Next, let’s get into the data. This is where the statistics of the article get dizzying. There is a huge table that lists results based on two different models depending on what the authors “controlled” for, i.e. age, aspirin use, smoking etc. The bottom line is that the vast majority of the statistical findings were not significant, or if they were, they had miniscule hazard ratios of 1.06 or 1.12. Remember, anything less than 2.0 is a weak finding that is likely confounded by variables and has a fairly low probability of being causative. Most associations weaker than a hazard ratio of 2.0 are not found to hold true when studied in a higher-quality randomized controlled trial.
As is usually the case with these trials, an increase in consumption of processed meat had a slightly higher association (1.13) with mortality than an increase in unprocessed meats (1.08). Both still fall far short of the Bradford-Hill criteria to suggest a true causative effect. In addition, the study did not report what else these individuals were eating. Remember, a high-meat, high-carbohydrate diet is much different than a moderate-meat, low-carbohydrate diet. Without controlling for the carbs and the quality of the food intake, these types of studies tell us very little about a healthy low-carb diet.
To their credit, in the summary section the authors admit the data is not unanimous, and they reference prior studies of meat consumption and acknowledge the discrepancy between US and European or Japanese consumers.
Unprocessed meat consumption was only associated with mortality in the US populations, but not in European or Asian populations. A recent Japanese study did not find any strong association between red meat consumption and cardiovascular disease death.
Thus, in the end, we are left with yet another weak observational study attempting to point out a link between meat intake and mortality. But when we examine it critically, this study adds little to the discussion of low-carb diets and their impact on our health. That is why we continue to promote healthy, low-carb lifestyles.
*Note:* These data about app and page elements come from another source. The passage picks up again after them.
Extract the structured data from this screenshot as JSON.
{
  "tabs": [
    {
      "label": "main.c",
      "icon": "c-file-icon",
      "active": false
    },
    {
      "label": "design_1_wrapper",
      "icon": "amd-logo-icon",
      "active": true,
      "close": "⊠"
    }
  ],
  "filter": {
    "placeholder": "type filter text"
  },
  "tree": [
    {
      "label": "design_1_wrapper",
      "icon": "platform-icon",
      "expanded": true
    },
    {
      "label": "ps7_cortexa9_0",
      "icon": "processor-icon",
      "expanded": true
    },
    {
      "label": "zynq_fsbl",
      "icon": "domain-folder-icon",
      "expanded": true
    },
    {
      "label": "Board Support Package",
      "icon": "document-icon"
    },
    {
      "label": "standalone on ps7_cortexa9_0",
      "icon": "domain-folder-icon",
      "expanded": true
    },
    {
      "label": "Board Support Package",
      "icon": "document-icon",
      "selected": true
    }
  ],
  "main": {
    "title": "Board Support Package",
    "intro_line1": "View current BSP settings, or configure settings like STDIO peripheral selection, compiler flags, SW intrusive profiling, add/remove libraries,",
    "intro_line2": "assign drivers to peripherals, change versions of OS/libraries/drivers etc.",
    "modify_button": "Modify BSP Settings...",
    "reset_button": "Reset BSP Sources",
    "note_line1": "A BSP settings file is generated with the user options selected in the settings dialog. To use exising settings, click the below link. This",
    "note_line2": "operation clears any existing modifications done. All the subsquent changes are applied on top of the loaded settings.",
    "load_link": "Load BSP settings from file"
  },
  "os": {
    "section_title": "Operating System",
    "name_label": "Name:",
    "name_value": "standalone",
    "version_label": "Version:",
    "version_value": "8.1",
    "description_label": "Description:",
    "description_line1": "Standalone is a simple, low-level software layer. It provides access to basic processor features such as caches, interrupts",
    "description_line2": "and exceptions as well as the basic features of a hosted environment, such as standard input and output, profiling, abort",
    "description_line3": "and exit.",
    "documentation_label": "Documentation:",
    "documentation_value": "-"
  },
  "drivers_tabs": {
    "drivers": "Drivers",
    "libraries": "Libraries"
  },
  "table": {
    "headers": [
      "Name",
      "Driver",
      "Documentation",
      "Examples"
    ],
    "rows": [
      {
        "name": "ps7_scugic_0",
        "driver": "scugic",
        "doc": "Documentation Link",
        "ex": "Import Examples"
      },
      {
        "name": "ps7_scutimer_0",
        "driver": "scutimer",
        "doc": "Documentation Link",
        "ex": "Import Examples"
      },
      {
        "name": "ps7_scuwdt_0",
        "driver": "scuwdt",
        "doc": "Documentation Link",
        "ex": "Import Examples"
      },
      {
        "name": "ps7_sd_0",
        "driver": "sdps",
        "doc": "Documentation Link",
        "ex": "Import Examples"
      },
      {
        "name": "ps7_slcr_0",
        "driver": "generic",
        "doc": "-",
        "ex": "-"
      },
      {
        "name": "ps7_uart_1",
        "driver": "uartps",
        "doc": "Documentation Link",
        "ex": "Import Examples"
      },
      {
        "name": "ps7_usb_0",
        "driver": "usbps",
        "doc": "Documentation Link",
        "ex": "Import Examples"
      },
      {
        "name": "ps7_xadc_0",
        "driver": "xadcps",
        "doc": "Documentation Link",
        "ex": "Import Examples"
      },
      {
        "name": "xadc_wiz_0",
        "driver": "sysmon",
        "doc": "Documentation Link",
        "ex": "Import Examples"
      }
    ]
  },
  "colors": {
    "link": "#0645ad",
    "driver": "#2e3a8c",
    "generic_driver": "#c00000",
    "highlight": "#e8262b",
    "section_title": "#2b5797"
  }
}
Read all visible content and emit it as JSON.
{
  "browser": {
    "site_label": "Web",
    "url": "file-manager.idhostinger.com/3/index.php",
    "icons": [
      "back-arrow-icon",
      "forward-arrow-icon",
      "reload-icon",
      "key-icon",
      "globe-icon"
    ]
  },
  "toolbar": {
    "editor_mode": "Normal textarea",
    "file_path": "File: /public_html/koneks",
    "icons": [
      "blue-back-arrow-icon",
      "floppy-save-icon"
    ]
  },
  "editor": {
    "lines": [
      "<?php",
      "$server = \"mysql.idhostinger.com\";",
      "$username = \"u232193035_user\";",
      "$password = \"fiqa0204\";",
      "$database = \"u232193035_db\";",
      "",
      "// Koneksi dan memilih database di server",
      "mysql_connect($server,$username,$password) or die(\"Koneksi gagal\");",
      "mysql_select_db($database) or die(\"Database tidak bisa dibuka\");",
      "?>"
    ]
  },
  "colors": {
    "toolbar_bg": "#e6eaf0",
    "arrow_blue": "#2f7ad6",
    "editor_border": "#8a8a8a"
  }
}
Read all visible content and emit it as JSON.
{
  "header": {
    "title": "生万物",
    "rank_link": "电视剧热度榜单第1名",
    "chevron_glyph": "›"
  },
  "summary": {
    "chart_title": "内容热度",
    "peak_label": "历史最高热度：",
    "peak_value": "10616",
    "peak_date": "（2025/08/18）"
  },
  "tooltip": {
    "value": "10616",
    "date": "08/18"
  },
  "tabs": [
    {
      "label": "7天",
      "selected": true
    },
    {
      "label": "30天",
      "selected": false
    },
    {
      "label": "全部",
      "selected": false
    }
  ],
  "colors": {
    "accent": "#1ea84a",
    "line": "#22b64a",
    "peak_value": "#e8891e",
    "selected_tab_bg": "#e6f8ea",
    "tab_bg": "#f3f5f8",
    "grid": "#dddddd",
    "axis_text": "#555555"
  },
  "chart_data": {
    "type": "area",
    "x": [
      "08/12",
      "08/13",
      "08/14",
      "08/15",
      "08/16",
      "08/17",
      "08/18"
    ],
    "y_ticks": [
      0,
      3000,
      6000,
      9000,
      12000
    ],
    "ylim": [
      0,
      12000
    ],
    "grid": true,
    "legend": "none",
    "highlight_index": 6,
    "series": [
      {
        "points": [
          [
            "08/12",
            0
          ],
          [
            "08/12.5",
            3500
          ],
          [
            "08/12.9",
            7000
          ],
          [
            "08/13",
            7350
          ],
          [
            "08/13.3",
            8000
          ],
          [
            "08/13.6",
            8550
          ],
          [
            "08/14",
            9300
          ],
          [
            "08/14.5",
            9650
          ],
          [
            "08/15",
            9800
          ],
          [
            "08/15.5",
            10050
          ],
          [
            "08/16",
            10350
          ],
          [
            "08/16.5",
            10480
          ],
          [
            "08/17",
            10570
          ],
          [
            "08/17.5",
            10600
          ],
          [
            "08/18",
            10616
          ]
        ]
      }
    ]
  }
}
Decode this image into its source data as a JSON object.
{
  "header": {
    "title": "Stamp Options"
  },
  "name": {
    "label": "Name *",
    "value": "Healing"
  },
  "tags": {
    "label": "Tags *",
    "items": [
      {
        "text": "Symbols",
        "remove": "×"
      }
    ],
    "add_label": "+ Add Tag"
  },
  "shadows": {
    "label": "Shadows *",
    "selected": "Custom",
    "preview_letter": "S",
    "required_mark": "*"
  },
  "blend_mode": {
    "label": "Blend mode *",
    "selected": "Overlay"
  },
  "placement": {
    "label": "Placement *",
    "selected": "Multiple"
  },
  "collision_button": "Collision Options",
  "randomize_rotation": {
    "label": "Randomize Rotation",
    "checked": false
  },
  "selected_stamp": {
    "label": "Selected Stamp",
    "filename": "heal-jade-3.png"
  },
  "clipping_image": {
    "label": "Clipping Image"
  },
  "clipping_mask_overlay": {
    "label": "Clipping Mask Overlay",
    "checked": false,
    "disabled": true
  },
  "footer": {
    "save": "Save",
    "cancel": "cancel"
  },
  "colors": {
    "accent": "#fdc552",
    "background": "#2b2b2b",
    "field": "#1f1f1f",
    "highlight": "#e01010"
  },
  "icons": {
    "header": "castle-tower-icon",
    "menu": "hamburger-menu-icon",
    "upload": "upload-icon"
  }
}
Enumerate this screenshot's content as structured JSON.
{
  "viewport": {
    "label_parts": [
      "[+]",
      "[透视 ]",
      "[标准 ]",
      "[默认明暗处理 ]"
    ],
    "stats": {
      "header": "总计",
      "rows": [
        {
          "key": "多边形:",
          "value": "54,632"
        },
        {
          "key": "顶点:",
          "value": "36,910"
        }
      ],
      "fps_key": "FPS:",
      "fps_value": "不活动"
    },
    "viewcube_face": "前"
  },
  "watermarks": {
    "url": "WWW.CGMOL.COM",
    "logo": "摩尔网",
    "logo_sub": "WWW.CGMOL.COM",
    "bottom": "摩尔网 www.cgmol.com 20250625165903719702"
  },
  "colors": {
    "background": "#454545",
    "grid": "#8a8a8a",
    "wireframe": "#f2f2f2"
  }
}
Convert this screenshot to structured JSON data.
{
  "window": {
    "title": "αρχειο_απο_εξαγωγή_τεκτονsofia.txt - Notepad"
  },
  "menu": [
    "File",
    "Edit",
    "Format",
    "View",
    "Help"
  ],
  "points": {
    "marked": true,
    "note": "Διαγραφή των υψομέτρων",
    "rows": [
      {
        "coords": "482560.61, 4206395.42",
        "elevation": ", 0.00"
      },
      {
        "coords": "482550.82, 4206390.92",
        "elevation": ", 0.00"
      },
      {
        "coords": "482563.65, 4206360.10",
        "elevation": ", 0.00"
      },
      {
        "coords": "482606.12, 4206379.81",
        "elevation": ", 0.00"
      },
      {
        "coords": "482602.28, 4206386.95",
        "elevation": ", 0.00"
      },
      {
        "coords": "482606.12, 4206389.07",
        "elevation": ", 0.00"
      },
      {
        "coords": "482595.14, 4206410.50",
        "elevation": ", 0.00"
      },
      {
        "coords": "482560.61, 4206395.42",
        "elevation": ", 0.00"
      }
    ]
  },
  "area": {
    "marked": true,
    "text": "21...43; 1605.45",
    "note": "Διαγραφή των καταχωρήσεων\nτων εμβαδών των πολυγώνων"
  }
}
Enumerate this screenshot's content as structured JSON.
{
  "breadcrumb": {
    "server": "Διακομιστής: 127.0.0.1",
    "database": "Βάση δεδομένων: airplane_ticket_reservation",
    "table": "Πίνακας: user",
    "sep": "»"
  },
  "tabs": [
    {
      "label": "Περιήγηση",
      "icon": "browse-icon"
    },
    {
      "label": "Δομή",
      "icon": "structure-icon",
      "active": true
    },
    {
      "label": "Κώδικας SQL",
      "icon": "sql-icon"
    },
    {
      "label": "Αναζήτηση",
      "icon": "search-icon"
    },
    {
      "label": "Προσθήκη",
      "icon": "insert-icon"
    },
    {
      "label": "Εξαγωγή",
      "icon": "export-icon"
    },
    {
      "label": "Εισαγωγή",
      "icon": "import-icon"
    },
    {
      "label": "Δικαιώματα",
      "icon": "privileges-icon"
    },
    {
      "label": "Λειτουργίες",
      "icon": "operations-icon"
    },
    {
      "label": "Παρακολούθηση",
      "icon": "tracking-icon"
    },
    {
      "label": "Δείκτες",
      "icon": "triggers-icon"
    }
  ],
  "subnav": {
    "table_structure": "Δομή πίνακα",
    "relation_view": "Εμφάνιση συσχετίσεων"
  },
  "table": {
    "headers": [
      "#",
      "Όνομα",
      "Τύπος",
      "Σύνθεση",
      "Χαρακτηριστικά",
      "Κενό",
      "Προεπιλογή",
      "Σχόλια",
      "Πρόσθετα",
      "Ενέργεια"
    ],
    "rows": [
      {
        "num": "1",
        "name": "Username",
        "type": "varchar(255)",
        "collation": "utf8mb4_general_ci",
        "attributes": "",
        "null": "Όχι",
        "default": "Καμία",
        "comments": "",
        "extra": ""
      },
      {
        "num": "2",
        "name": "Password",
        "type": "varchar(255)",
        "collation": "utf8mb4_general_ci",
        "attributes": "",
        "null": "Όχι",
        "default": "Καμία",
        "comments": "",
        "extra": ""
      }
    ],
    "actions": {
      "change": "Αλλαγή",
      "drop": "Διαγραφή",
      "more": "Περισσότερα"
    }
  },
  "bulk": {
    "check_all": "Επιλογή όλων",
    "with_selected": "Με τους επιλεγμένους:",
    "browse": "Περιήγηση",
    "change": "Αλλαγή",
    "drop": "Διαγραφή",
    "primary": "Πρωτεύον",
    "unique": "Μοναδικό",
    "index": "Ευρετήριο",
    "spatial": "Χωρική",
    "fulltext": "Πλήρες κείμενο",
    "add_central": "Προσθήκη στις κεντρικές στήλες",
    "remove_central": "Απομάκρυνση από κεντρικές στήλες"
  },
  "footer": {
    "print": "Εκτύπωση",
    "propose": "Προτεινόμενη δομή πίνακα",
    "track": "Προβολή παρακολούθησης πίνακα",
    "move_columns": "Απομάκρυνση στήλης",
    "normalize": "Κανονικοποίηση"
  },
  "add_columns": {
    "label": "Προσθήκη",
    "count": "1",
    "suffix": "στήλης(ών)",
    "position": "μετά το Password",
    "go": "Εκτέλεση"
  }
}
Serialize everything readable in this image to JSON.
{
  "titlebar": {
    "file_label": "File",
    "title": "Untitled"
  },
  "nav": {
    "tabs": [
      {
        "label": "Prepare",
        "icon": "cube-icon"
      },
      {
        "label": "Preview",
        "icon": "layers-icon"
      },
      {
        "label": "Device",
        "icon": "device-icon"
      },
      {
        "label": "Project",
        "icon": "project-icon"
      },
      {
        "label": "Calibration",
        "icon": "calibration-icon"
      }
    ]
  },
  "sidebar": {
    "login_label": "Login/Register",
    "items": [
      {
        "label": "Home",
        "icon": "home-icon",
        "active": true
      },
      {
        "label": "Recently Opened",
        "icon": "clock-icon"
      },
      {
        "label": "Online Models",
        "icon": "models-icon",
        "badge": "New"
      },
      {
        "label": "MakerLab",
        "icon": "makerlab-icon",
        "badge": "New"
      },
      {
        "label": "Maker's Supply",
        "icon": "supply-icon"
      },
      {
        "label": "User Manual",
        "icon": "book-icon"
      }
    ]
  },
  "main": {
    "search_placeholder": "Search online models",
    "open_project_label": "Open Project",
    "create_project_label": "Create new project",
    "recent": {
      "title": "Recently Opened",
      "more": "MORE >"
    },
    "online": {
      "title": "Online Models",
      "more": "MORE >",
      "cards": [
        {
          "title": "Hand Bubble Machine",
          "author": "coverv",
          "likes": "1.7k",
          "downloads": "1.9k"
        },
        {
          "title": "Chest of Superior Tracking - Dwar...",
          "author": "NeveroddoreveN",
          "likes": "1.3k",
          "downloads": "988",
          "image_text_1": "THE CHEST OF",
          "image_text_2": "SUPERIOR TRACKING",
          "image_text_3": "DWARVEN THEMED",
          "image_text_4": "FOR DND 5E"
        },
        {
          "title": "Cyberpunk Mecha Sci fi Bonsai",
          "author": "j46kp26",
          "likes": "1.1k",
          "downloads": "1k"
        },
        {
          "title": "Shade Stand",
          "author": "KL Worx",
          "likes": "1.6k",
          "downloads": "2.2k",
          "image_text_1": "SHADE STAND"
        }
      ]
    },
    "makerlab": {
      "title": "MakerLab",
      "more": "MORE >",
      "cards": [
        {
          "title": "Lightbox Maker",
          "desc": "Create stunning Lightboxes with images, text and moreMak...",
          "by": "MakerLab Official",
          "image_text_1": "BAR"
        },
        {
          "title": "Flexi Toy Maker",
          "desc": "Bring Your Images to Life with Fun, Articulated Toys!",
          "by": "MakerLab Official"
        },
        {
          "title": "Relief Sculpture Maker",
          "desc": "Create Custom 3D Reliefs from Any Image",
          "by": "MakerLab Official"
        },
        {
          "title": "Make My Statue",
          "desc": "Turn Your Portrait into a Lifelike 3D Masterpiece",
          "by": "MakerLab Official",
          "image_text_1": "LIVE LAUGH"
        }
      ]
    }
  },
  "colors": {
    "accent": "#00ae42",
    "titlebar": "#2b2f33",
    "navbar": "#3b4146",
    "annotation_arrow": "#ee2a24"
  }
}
And, we will continue to examine new studies to ensure the headlines match the data.
Guide to red meat – is it healthy?
Guide Here is our guide to what we currently know about red meat, so you can make an informed decision about whether to include it in your own diet and, if you do, how much of it you may decide to eat each week.
Bret Scher, MD, FACC